Deep borehole disposal is a viable, cost-effective solution for all of the high-level and intermediate-level long-lived nuclear waste that is being temporarily stored by five countries, according to a feasibility study by Deep Isolation published on 14 December by Norwegian Nuclear Decommissioning (NND).

The study was commissioned by NND on behalf of the ERDO Association, a multinational group established in 2021 to address the challenges of safely managing long-lived radioactive wastes either separately or in one combined mined repository.

Deep Isolation’s study expands upon existing ERDO research — presented to the International Atomic Energy Agency in November — that concluded that deep borehole disposal is “a technically feasible concept that adds to the range of technologies available for waste management organisations,” offering “lower fixed costs and greater adaptability to small inventories.” The Deep Isolation study confirms this in relation to 100% of the heat-generating high-level waste, and certain amounts of intermediate-level long-lived waste in the ERDO countries, estimating that a deep borehole repository would cost one-third to one-half of the cost of a traditional mined repository.

The participating countries — Croatia, Denmark, the Netherlands, Norway, and Slovenia — would still need additional disposal solutions (such as shallow land disposal facilities and/or mined repositories) for bulkier intermediate-level waste.

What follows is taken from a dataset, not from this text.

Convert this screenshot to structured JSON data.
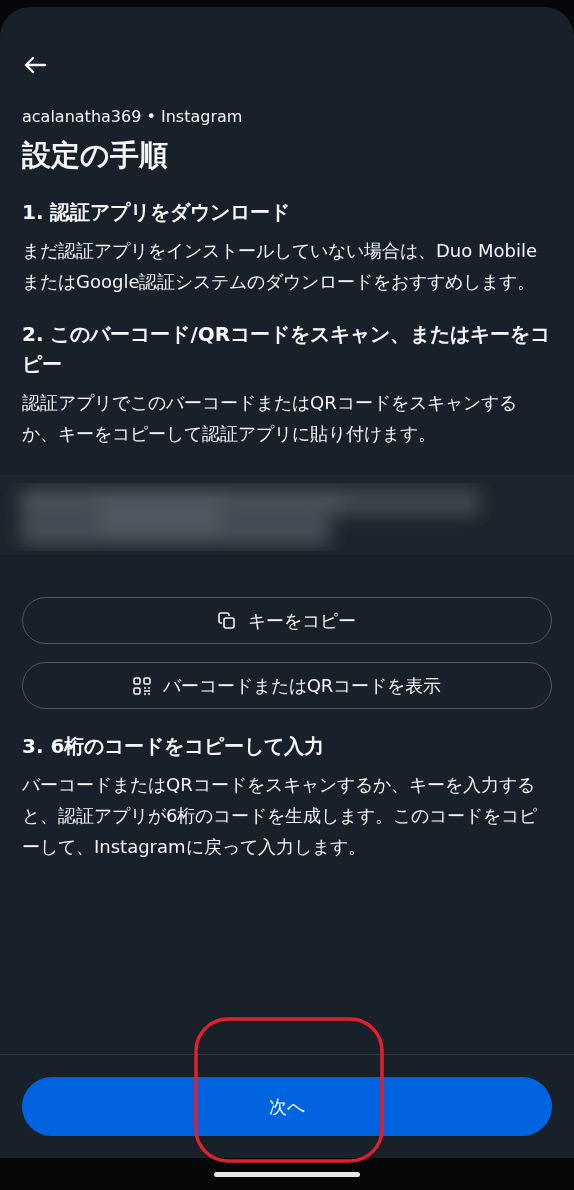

But, by managing all heat-generating high-level waste at far greater depths in boreholes that don’t require humans to work underground, governments could achieve significant cost reductions and increased safety standards.

The Norwegian nuclear programme has ended and the nuclear reactors have been closed. Norway’s last nuclear reactor in operation was the Jeep II reactor  at Kjeller, closed in 2019. Now NND and IFE are preparing the clean-up after Norwegian nuclear activities.  For NND, the study provides useful input to an ongoing concept choice study regarding disposal options for Norwegian radioactive waste. No decisions on deep borehole disposal or alternative options have been made in Norway.

Overall, deep borehole disposal offers other significant benefits, including greater location flexibility, faster implementation, and reduced financial risk because drilling costs are known. “The nuclear industry has long suffered from a lack of safe, affordable nuclear waste disposal solutions,” said Liz Muller, Deep Isolation CEO. “I commend the ERDO countries for exploring an option that leverages well-established directional drilling technologies to offer a more viable way forward. This is important not just for clearing up the legacy of nuclear waste being stored in temporary facilities worldwide but also for our global low-carbon future. Governments, as well as the public, increasingly recognise that safely isolating nuclear waste in permanent disposal is a prerequisite for new nuclear power, including advanced reactors.”